- "Seeking royal roots". The Hindu. India. 2003. Retrieved 6 January 2008.
|Wikimedia Commons has media related to Kingdom of Cochin.|
- Genealogy of Cochin Royal Family – By Rameshan Thampuran
- Katz, Nathan and Goldberg, Helen S. Kashrut, Caste and Kabbalah: The Religious Life of the Jews of Cochin. Mahonar Books, 2005.
- Kulke, Herman. A History of India. New York: Routledge, 2004.
- Menon, P. Shungoonny. History of Travancore from the Earliest Times. 1878.
- Pillai, Elamkulam Kunjan. Studies in Kerala History. Kottayam, 1970.
- Ramachandran, Rathi. History of Medieval Kerala. Pragati Publications, 2005.
- Thampuran, Rameshan. Genealogy of Cochin Royal Family.

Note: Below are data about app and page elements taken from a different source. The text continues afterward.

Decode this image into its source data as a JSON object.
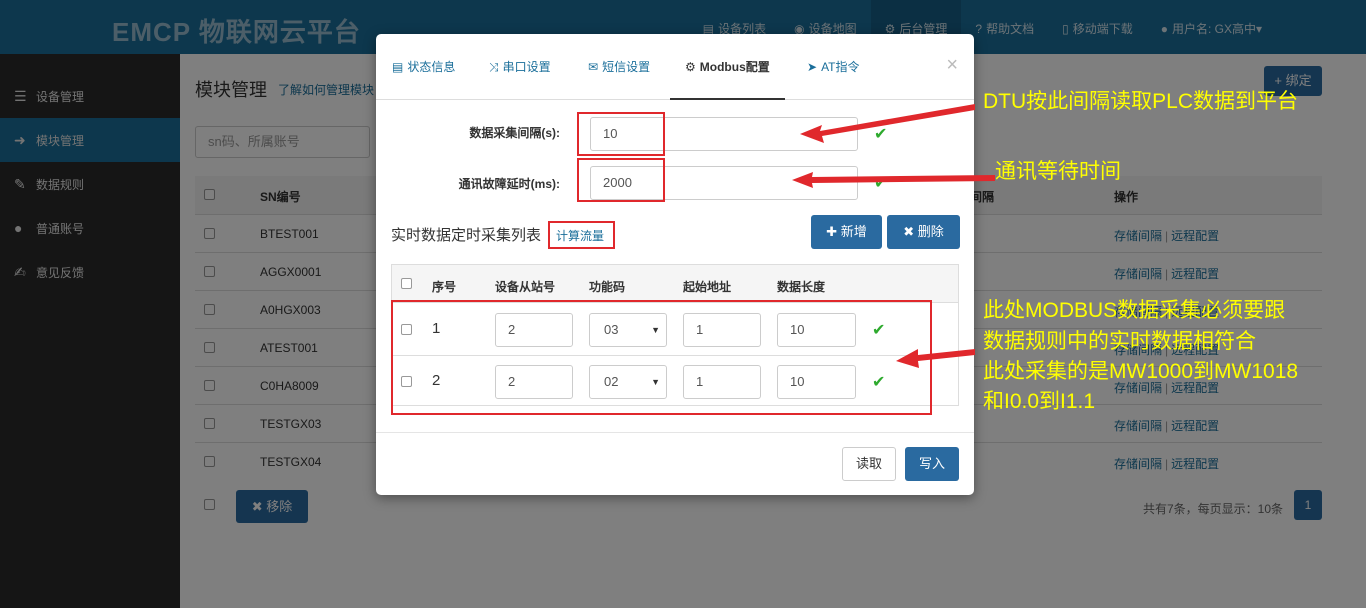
{
  "app": {
    "logo_text": "EMCP 物联网云平台"
  },
  "topnav": [
    {
      "icon": "list-icon",
      "glyph": "▤",
      "label": "设备列表"
    },
    {
      "icon": "globe-icon",
      "glyph": "◉",
      "label": "设备地图"
    },
    {
      "icon": "gears-icon",
      "glyph": "⚙",
      "label": "后台管理"
    },
    {
      "icon": "help-icon",
      "glyph": "?",
      "label": "帮助文档"
    },
    {
      "icon": "mobile-icon",
      "glyph": "▯",
      "label": "移动端下载"
    },
    {
      "icon": "user-icon",
      "glyph": "●",
      "label": "用户名: GX高中▾"
    }
  ],
  "sidebar": [
    {
      "icon": "th-list-icon",
      "glyph": "☰",
      "label": "设备管理"
    },
    {
      "icon": "sign-in-icon",
      "glyph": "➜",
      "label": "模块管理"
    },
    {
      "icon": "pencil-icon",
      "glyph": "✎",
      "label": "数据规则"
    },
    {
      "icon": "user-icon",
      "glyph": "●",
      "label": "普通账号"
    },
    {
      "icon": "edit-icon",
      "glyph": "✍",
      "label": "意见反馈"
    }
  ],
  "page": {
    "title": "模块管理",
    "help_link": "了解如何管理模块",
    "bind_button": "+ 绑定",
    "search_placeholder": "sn码、所属账号",
    "table_headers": {
      "sn": "SN编号",
      "interval": "间隔",
      "ops": "操作"
    },
    "rows": [
      {
        "sn": "BTEST001",
        "op1": "存储间隔",
        "op2": "远程配置"
      },
      {
        "sn": "AGGX0001",
        "op1": "存储间隔",
        "op2": "远程配置"
      },
      {
        "sn": "A0HGX003",
        "op1": "存储间隔",
        "op2": "远程配置"
      },
      {
        "sn": "ATEST001",
        "op1": "存储间隔",
        "op2": "远程配置"
      },
      {
        "sn": "C0HA8009",
        "op1": "存储间隔",
        "op2": "远程配置"
      },
      {
        "sn": "TESTGX03",
        "op1": "存储间隔",
        "op2": "远程配置"
      },
      {
        "sn": "TESTGX04",
        "op1": "存储间隔",
        "op2": "远程配置"
      }
    ],
    "op_separator": "|",
    "remove_button": "✖ 移除",
    "pager_info": "共有7条，每页显示：10条",
    "pager_current": "1"
  },
  "modal": {
    "tabs": [
      {
        "icon": "list-alt-icon",
        "glyph": "▤",
        "label": "状态信息"
      },
      {
        "icon": "random-icon",
        "glyph": "⤨",
        "label": "串口设置"
      },
      {
        "icon": "envelope-icon",
        "glyph": "✉",
        "label": "短信设置"
      },
      {
        "icon": "cog-icon",
        "glyph": "⚙",
        "label": "Modbus配置"
      },
      {
        "icon": "send-icon",
        "glyph": "➤",
        "label": "AT指令"
      }
    ],
    "close": "×",
    "interval_label": "数据采集间隔(s):",
    "interval_value": "10",
    "timeout_label": "通讯故障延时(ms):",
    "timeout_value": "2000",
    "list_title": "实时数据定时采集列表",
    "calc_link": "计算流量",
    "add_button": "✚ 新增",
    "delete_button": "✖ 删除",
    "table_headers": [
      "序号",
      "设备从站号",
      "功能码",
      "起始地址",
      "数据长度"
    ],
    "rows": [
      {
        "index": "1",
        "slave": "2",
        "func": "03",
        "start": "1",
        "length": "10"
      },
      {
        "index": "2",
        "slave": "2",
        "func": "02",
        "start": "1",
        "length": "10"
      }
    ],
    "check_glyph": "✔",
    "read_button": "读取",
    "write_button": "写入"
  },
  "annotations": {
    "a1": "DTU按此间隔读取PLC数据到平台",
    "a2": "通讯等待时间",
    "a3_lines": [
      "此处MODBUS数据采集必须要跟",
      "数据规则中的实时数据相符合",
      "此处采集的是MW1000到MW1018",
      "和I0.0到I1.1"
    ]
  },
  "colors": {
    "annotation_text": "#ffff00",
    "annotation_red": "#e0282c",
    "primary": "#2a6aa0",
    "success": "#2eaa2e"
  }
}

- History of Kerala, KP Padmanabha Menon, Vol. 2.